tapetum

pl. tapeta [L.]
1. a covering structure or layer of cells.
2. a stratum in the human brain composed of fibers from the body and splenium of the corpus callosum sweeping around the lateral ventricle.

tapetum cellulosum
a type of tapetum lucidum made of cells called iridocytes, as found in carnivores.
choroidal tapetum
see tapetum lucidum (below).
tapetum fibrosum
a type of tapetum lucidum composed predominantly of organized bundles of collagen as found in ungulates.
tapetum lucidum
the iridescent reflecting tissue layer of the choroid of some species of animals that gives their eyes the property of shining in the dark. It is characteristic of nocturnal animals and allows incident light two opportunities to stimulate the retinal receptors. Called also choroidal tapetum.
References in periodicals archive ?
2008) observed absence of tapetum lucidum at birth in dog as its development started at age 37 days and underwent color and consistence modifications until 90 days of life.
After passing through the retina, they are reflected by the tapetum lucidum and have a second chance of stimulating a photoreceptor cell.
Thanks to the tapetum lucidum, a cat's sensitivity to light is thought to be about six times greater than that of a human's.

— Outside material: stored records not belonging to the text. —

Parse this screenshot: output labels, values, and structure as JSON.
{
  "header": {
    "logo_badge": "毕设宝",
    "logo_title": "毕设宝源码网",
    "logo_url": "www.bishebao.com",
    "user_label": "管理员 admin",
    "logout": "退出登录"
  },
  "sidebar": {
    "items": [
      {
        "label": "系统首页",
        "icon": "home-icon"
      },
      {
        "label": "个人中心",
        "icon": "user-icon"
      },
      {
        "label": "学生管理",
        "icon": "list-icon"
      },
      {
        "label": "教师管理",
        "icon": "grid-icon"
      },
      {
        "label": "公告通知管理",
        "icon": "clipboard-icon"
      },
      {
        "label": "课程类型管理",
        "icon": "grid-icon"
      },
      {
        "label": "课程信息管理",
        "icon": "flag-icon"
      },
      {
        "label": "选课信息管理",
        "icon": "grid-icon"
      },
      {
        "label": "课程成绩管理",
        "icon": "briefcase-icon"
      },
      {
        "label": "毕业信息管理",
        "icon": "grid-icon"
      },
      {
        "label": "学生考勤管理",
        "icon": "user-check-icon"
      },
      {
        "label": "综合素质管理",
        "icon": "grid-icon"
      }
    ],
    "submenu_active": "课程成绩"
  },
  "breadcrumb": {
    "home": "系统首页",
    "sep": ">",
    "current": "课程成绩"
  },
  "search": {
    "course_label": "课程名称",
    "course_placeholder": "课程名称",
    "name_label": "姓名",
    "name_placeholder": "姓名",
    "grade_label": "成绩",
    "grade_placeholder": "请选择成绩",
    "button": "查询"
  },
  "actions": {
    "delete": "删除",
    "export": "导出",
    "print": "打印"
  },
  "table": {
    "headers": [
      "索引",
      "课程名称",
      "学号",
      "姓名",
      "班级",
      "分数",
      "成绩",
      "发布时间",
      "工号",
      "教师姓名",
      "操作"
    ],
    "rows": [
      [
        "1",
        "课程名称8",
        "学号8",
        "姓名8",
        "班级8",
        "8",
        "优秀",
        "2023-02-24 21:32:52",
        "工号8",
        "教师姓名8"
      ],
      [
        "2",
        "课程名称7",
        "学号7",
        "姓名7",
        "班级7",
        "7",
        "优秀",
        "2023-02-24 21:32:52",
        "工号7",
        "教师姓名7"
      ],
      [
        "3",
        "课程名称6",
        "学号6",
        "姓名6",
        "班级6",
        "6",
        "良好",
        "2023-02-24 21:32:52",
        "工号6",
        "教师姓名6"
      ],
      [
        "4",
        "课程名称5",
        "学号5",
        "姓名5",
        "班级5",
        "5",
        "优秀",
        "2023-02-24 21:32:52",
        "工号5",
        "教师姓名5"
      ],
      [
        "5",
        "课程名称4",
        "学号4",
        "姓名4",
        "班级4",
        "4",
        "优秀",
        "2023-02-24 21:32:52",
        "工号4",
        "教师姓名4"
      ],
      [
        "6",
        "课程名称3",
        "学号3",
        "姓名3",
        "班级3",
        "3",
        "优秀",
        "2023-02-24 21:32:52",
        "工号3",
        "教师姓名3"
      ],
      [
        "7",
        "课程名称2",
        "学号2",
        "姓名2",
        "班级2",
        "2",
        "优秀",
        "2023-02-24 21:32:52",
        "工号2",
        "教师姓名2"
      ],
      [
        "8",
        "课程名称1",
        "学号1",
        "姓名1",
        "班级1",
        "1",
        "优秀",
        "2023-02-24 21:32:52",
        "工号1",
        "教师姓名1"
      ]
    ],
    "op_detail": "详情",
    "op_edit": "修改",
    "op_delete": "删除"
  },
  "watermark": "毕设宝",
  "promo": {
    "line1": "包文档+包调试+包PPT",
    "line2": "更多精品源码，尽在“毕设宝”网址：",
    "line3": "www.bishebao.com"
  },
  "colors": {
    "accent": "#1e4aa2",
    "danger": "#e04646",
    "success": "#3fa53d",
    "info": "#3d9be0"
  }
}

After passing through the retina they are reflected by the tapetum lucidum and have a second chance of stimulating a photoreceptor cell.